A habitat is an ecological or environmental area that is inhabited by a particular species of animal, plant, or other type of organism.[1][2]A place where a living thing lives is its habitat. It is a place where it can find food, shelter, protection and mates for reproduction. It is the natural environment in which an organism lives, or the physical environment that surrounds a species population.[3]

A habitat is made up of physical factors such as soil, moisture, range of temperature, and availability of light as well as biotic factors such as the availability of food and the presence of predators. A habitat is not necessarily a geographic area—for a parasitic organism it is the body of its host, part of the host's body such as the digestive tract, or a cell within the host's body.[4]


A microhabitat is the small-scale physical requirements of a particular organism or population.[citation needed]

Monotypic habitat

The monotypic habitat occurs in botanical and zoological contexts, and is a component of conservation biology. In restoration ecology of native plant communities or habitats, some invasive species create monotypic stands that replace and/or prevent other species, especially indigenous ones, from growing there. A dominant colonization can occur from retardant chemicals exuded, nutrient monopolization, or from lack of natural controls such as herbivores or climate, that keep them in balance with their native habitats. The yellow starthistle, Centaurea solstitialis, is a botanical monotypic-habitat example of this, currently dominating over 15,000,000 acres (61,000 km2) in California alone.[5][6] The non-native freshwater zebra mussel, Dreissena polymorpha, that colonizes areas of the Great Lakes and the Mississippi River watershed, without its home-range predator control, is a zoological monotypic-habitat example. Even though its name may seem to imply simplicity as compared with polytypic habitats, the monotypic habitat can be complex.[7]

See also

Notes and references

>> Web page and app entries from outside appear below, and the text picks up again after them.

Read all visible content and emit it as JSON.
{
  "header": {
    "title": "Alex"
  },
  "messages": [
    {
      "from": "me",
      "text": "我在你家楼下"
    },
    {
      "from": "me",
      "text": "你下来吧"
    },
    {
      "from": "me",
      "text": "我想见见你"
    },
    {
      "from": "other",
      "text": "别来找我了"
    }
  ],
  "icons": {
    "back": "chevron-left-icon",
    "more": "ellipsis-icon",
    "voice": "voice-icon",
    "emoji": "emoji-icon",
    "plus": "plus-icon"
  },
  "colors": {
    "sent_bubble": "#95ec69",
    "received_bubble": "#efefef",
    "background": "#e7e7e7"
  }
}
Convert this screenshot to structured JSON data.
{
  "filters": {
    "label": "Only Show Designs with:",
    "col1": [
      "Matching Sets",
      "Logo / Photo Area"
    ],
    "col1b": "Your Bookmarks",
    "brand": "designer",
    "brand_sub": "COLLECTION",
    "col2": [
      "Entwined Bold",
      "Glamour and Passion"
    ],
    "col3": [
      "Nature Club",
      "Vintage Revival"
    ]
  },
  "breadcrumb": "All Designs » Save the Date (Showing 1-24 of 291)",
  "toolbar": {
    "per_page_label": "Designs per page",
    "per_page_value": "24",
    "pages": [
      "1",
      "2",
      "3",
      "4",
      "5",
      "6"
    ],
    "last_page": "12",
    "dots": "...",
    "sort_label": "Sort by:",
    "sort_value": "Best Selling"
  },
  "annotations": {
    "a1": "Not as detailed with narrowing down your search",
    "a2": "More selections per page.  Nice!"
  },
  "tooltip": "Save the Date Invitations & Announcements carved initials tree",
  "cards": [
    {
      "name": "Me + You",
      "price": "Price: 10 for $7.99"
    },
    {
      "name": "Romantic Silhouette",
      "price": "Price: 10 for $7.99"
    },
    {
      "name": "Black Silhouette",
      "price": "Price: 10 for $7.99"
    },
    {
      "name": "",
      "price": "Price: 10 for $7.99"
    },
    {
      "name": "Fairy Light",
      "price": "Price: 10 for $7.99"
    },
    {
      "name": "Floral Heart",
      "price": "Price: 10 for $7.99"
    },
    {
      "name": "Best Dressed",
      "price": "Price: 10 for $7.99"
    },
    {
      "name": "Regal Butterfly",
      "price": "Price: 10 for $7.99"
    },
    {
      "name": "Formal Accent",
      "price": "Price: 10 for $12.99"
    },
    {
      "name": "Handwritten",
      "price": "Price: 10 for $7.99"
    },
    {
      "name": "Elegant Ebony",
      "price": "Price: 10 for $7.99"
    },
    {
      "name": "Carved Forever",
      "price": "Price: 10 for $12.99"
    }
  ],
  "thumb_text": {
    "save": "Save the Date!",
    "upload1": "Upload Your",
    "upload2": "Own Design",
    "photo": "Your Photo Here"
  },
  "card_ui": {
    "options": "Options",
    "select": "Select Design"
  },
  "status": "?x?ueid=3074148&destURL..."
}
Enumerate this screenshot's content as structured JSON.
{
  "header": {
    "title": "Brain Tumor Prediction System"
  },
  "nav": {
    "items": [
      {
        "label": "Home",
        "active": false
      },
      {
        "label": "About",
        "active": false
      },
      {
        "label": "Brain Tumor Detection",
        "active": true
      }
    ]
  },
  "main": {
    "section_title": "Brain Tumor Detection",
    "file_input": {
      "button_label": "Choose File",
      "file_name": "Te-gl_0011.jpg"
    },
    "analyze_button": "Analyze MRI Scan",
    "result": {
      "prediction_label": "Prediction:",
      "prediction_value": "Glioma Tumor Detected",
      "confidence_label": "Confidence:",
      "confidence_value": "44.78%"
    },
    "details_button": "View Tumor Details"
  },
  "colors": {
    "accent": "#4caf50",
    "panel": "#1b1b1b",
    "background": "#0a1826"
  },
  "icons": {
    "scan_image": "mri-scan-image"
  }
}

  1. "Habitat". Merriam-Webster Dictionary. Retrieved 15 June 2012.<templatestyles src="Module:Citation/CS1/styles.css"></templatestyles>
  2. Abercrombie, M.; Hickman, C.J.; Johnson, M.L (1966). A Dictionary of Biology. London: Penguin Reference Books.<templatestyles src="Module:Citation/CS1/styles.css"></templatestyles>
  3. "Living Things: Habitats and Ecosystems". The Franklin Institute. Retrieved 29 June 2011.<templatestyles src="Module:Citation/CS1/styles.css"></templatestyles>
  4. Arneberg, P.; Skorping, A.; Grenfell, B.; Read, A.F. (1998). "Host densities as determinants of abundance in parasite communities". Proceedings of the Royal Society of London. Series B: Biological Sciences. 265 (1403): 1283–1289.CS1 maint: multiple names: authors list (link)<templatestyles src="Module:Citation/CS1/styles.css"></templatestyles>
  5. "Mount Diablo Review" (pdf). Mount Diablo Interpretive Association. Autumn 2007. Retrieved 15 October 2008.<templatestyles src="Module:Citation/CS1/styles.css"></templatestyles>
  6. "1970 distribution of yellow starthistle in the U.S." Yellow Starthistle Information. UCD.<templatestyles src="Module:Citation/CS1/styles.css"></templatestyles>
  7. Theel Heather J., Dibble Eric D., Madsen John D. (1948). "Differential influence of a monotypic and diverse native aquatic plant bed on a macroinvertebrate assemblage; an experimental implication of exotic plant induced habitat". Dordrecht: INIST and Springer. Retrieved 2011-04-17.CS1 maint: multiple names: authors list (link)<templatestyles src="Module:Citation/CS1/styles.css"></templatestyles>

External links

  • The dictionary definition of habitat at Wiktionary
  • Media related to Habitats at Wikimedia Commons